From Co-Directors Loh-Sze Leung and Clair Minson:

The Supreme Court’s rulings that struck down race-based admissions at Harvard and at the University of North Carolina set back decades of progress toward greater diversity and inclusion in higher education. 

Affirmative action programs and policies have long been a critical tool for advancing racial equity and creating opportunities for people of color that have experienced the impacts of a long legacy of discrimination and inequity.

Both of us were dismayed by the Supreme Court’s rulings that struck down race-based admissions at Harvard and at the University of North Carolina. Dismayed, but not surprised. The rulings were the latest in a long and growing list of legislation in this country aimed at halting progress towards racial equity. Unfortunately, retrenchment is par for the course in the fight for justice.

At Workforce Matters, we continue to be committed to fostering racial equity in the workforce development community, as outlined in our Racial Equity Framework for Workforce Development Funders. We will continue to work for and support efforts leading to equitable employment and education outcomes.
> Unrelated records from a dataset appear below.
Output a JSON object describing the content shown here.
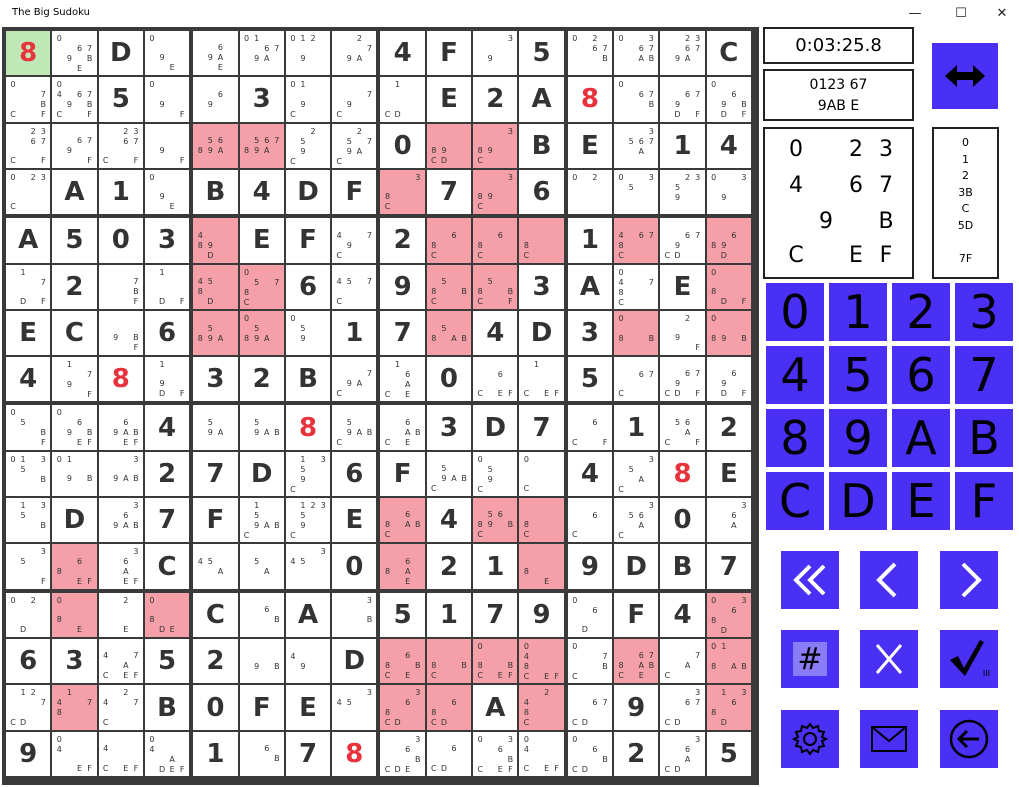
{
  "window": {
    "title": "The Big Sudoku",
    "minimize": "—",
    "maximize": "☐",
    "close": "✕"
  },
  "timer": "0:03:25.8",
  "candidate_summary": {
    "line1": "0123     67",
    "line2": "9AB     E"
  },
  "big_candidates": [
    "0",
    "",
    "2",
    "3",
    "4",
    "",
    "6",
    "7",
    "",
    "9",
    "",
    "B",
    "C",
    "",
    "E",
    "F"
  ],
  "column_list": [
    "0",
    "1",
    "2",
    "3B",
    "C",
    "5D",
    "",
    "7F"
  ],
  "keypad": [
    "0",
    "1",
    "2",
    "3",
    "4",
    "5",
    "6",
    "7",
    "8",
    "9",
    "A",
    "B",
    "C",
    "D",
    "E",
    "F"
  ],
  "controls": {
    "swap": "swap-arrows-icon",
    "first": "«",
    "prev": "‹",
    "next": "›",
    "hash": "#",
    "clear": "X",
    "check": "✓",
    "check_sub": "III"
  },
  "colors": {
    "accent": "#4a2ff5",
    "highlight": "#f5a0a8",
    "selected": "#bfe8b6",
    "given_red": "#e8323c"
  },
  "grid": [
    [
      "8",
      "0 67 9B E",
      "D",
      "0 9 E",
      "6 9A E",
      "01 67 9A",
      "012 9",
      "2 7 9A",
      "4",
      "F",
      "3 9",
      "5",
      "02 67 B",
      "0 3 67 AB",
      "23 67 9A",
      "C"
    ],
    [
      "0 7 B CF",
      "0 4 67 9B CF",
      "5",
      "0 9 F",
      "6 9",
      "3",
      "01 9 C",
      "7 9 C",
      "1 CD",
      "E",
      "2",
      "A",
      "8",
      "0 67 B",
      "67 9 DF",
      "0 6 9B DF"
    ],
    [
      "23 67 CF",
      "67 9 F",
      "23 67 CF",
      "9 F",
      "56 89A",
      "567 89A",
      "2 5 9 C",
      "2 57 9A C",
      "0",
      "89 CD",
      "3 89 C",
      "B",
      "E",
      "3 567 A",
      "1",
      "4"
    ],
    [
      "0 23 C",
      "A",
      "1",
      "0 9 E",
      "B",
      "4",
      "D",
      "F",
      "3 8 C",
      "7",
      "3 89 C",
      "6",
      "0 2",
      "0 5 3",
      "23 5 9",
      "0 3 9"
    ],
    [
      "A",
      "5",
      "0",
      "3",
      "4 89 D",
      "E",
      "F",
      "4 7 9 C",
      "2",
      "6 8 C",
      "6 8 C",
      "8 C",
      "1",
      "4 67 8 C",
      "67 9 CD",
      "6 89 D"
    ],
    [
      "1 7 DF",
      "2",
      "7 B F",
      "1 DF",
      "45 8 D",
      "0 57 8 C",
      "6",
      "45 7 C",
      "9",
      "5 8 B C",
      "5 8 B CF",
      "3",
      "A",
      "0 4 7 8 C",
      "E",
      "0 8 DF"
    ],
    [
      "E",
      "C",
      "9 B F",
      "6",
      "5 89A",
      "0 5 89A",
      "0 5 9",
      "1",
      "7",
      "5 8 AB",
      "4",
      "D",
      "3",
      "0 8 B",
      "2 9 F",
      "0 89 B"
    ],
    [
      "4",
      "1 7 9 F",
      "8",
      "1 9 DF",
      "3",
      "2",
      "B",
      "7 9A C",
      "1 6 A CE",
      "0",
      "6 CEF",
      "1 CEF",
      "5",
      "67 C",
      "67 9 CDF",
      "6 9 DF"
    ],
    [
      "0 5 B F",
      "0 6 9B EF",
      "6 9AB EF",
      "4",
      "5 9A",
      "5 9AB",
      "8",
      "5 9AB C",
      "6 AB CE",
      "3",
      "D",
      "7",
      "6 C F",
      "1",
      "56 A C F",
      "2"
    ],
    [
      "01 3 5 B",
      "01 9 B",
      "3 9AB",
      "2",
      "7",
      "D",
      "1 3 5 9 C",
      "6",
      "F",
      "5 9AB C",
      "0 5 9 C",
      "0 C",
      "4",
      "3 5 A C",
      "8",
      "E"
    ],
    [
      "1 3 5 B",
      "D",
      "3 6 9AB",
      "7",
      "F",
      "1 5 9AB C",
      "123 5 9 C",
      "E",
      "6 8 AB C",
      "4",
      "56 89 B C",
      "8 C",
      "6 C",
      "3 56 A C",
      "0",
      "3 6 A"
    ],
    [
      "5 3 F",
      "6 8 EF",
      "3 6 A EF",
      "C",
      "45 A",
      "5 A",
      "45 3",
      "0",
      "6 8 A E",
      "2",
      "1",
      "8 E",
      "9",
      "D",
      "B",
      "7"
    ],
    [
      "0 2 D",
      "0 8 E",
      "2 E",
      "0 8 DE",
      "C",
      "6 B",
      "A",
      "3 B",
      "5",
      "1",
      "7",
      "9",
      "0 6 D",
      "F",
      "4",
      "0 3 6 8 D"
    ],
    [
      "6",
      "3",
      "4 7 A CEF",
      "5",
      "2",
      "9 B",
      "4 9",
      "D",
      "6 8 B CE",
      "8 B C",
      "0 8 B CEF",
      "0 4 8 C EF",
      "0 7 B C",
      "6 7 8 AB CE",
      "7 A C",
      "01 8 AB"
    ],
    [
      "12 7 CD",
      "1 4 7 8",
      "4 2 7 C",
      "B",
      "0",
      "F",
      "E",
      "45 3",
      "3 6 8 CD",
      "6 8 CD",
      "A",
      "2 4 8 C",
      "67 CD",
      "9",
      "3 67 CD",
      "1 3 6 8 D"
    ],
    [
      "9",
      "0 4 EF",
      "4 CEF",
      "0 4 ADEF",
      "1",
      "6 B",
      "7",
      "8",
      "6 3 B CDE",
      "6 CD",
      "0 3 6 B CEF",
      "0 4 CEF",
      "0 6 B CD",
      "2",
      "6 3 CD A",
      "5"
    ]
  ],
  "pink_cells": [
    [
      2,
      4
    ],
    [
      2,
      5
    ],
    [
      2,
      9
    ],
    [
      2,
      10
    ],
    [
      3,
      8
    ],
    [
      3,
      10
    ],
    [
      4,
      4
    ],
    [
      4,
      9
    ],
    [
      4,
      10
    ],
    [
      4,
      11
    ],
    [
      4,
      13
    ],
    [
      4,
      15
    ],
    [
      5,
      4
    ],
    [
      5,
      5
    ],
    [
      5,
      9
    ],
    [
      5,
      10
    ],
    [
      5,
      15
    ],
    [
      6,
      4
    ],
    [
      6,
      5
    ],
    [
      6,
      9
    ],
    [
      6,
      13
    ],
    [
      6,
      15
    ],
    [
      10,
      8
    ],
    [
      10,
      10
    ],
    [
      10,
      11
    ],
    [
      11,
      1
    ],
    [
      11,
      8
    ],
    [
      11,
      11
    ],
    [
      12,
      1
    ],
    [
      12,
      3
    ],
    [
      12,
      15
    ],
    [
      13,
      8
    ],
    [
      13,
      9
    ],
    [
      13,
      10
    ],
    [
      13,
      11
    ],
    [
      13,
      13
    ],
    [
      13,
      15
    ],
    [
      14,
      1
    ],
    [
      14,
      8
    ],
    [
      14,
      9
    ],
    [
      14,
      11
    ],
    [
      14,
      15
    ]
  ],
  "red_cells": [
    [
      0,
      0
    ],
    [
      1,
      12
    ],
    [
      7,
      2
    ],
    [
      8,
      6
    ],
    [
      9,
      14
    ],
    [
      15,
      7
    ]
  ],
  "selected_cell": [
    0,
    0
  ],
  "given_cells": [
    [
      0,
      2
    ],
    [
      0,
      8
    ],
    [
      0,
      9
    ],
    [
      0,
      11
    ],
    [
      0,
      15
    ],
    [
      1,
      2
    ],
    [
      1,
      5
    ],
    [
      1,
      9
    ],
    [
      1,
      10
    ],
    [
      1,
      11
    ],
    [
      2,
      8
    ],
    [
      2,
      11
    ],
    [
      2,
      12
    ],
    [
      2,
      14
    ],
    [
      2,
      15
    ],
    [
      3,
      1
    ],
    [
      3,
      2
    ],
    [
      3,
      4
    ],
    [
      3,
      5
    ],
    [
      3,
      6
    ],
    [
      3,
      7
    ],
    [
      3,
      9
    ],
    [
      3,
      11
    ],
    [
      4,
      0
    ],
    [
      4,
      1
    ],
    [
      4,
      2
    ],
    [
      4,
      3
    ],
    [
      4,
      5
    ],
    [
      4,
      6
    ],
    [
      4,
      8
    ],
    [
      4,
      12
    ],
    [
      5,
      1
    ],
    [
      5,
      6
    ],
    [
      5,
      8
    ],
    [
      5,
      11
    ],
    [
      5,
      12
    ],
    [
      5,
      14
    ],
    [
      6,
      0
    ],
    [
      6,
      1
    ],
    [
      6,
      3
    ],
    [
      6,
      7
    ],
    [
      6,
      8
    ],
    [
      6,
      10
    ],
    [
      6,
      11
    ],
    [
      6,
      12
    ],
    [
      7,
      0
    ],
    [
      7,
      4
    ],
    [
      7,
      5
    ],
    [
      7,
      6
    ],
    [
      7,
      9
    ],
    [
      7,
      12
    ],
    [
      8,
      3
    ],
    [
      8,
      9
    ],
    [
      8,
      10
    ],
    [
      8,
      11
    ],
    [
      8,
      13
    ],
    [
      8,
      15
    ],
    [
      9,
      3
    ],
    [
      9,
      4
    ],
    [
      9,
      5
    ],
    [
      9,
      7
    ],
    [
      9,
      8
    ],
    [
      9,
      12
    ],
    [
      9,
      15
    ],
    [
      10,
      1
    ],
    [
      10,
      3
    ],
    [
      10,
      4
    ],
    [
      10,
      7
    ],
    [
      10,
      9
    ],
    [
      10,
      14
    ],
    [
      11,
      3
    ],
    [
      11,
      7
    ],
    [
      11,
      9
    ],
    [
      11,
      10
    ],
    [
      11,
      12
    ],
    [
      11,
      13
    ],
    [
      11,
      14
    ],
    [
      11,
      15
    ],
    [
      12,
      4
    ],
    [
      12,
      6
    ],
    [
      12,
      8
    ],
    [
      12,
      9
    ],
    [
      12,
      10
    ],
    [
      12,
      11
    ],
    [
      12,
      13
    ],
    [
      12,
      14
    ],
    [
      13,
      0
    ],
    [
      13,
      1
    ],
    [
      13,
      3
    ],
    [
      13,
      4
    ],
    [
      13,
      7
    ],
    [
      14,
      3
    ],
    [
      14,
      4
    ],
    [
      14,
      5
    ],
    [
      14,
      6
    ],
    [
      14,
      10
    ],
    [
      14,
      13
    ],
    [
      15,
      0
    ],
    [
      15,
      4
    ],
    [
      15,
      6
    ],
    [
      15,
      13
    ],
    [
      15,
      15
    ]
  ]
}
We believe funders have a responsibility to consider how we are using our power, influence, grant making, and roles within our institutions to contribute to or dismantle systemic racism. An equitable workforce development ecosystem acknowledges the historical presence of structural and systemic racism that are barriers to prosperity for Black, Indigenous, Latinx/Hispanic, Asian American, Pacific Islander, and other People of Color; as well as the current policies and practices by which institutions have perpetuated that racism. 

It is not possible to achieve the goal of racial equity using race neutral methodologies or measures blind to the impacts and legacies of systemic racism.

Last week’s rulings were disappointing and unfortunate, and some fear that they will have spillover effects in other areas of education and employment. However, the simple fact is that for now, the scope of the rulings  is limited to race-conscious college admissions. 

Therefore, we encourage our members to continue investing in efforts that advance racial equity, address racial disparities, and ensure diversity and inclusion in education, training, and employment.

If you are looking for concrete actions as we move forward, we would like to invite interested funders to participate in a conversation in August to learn more about the impacts of this ruling and to discuss opportunities to use all of the tools at their disposal to increase support for advancing racial equity and justice. Please reach out to to be added to our interest list.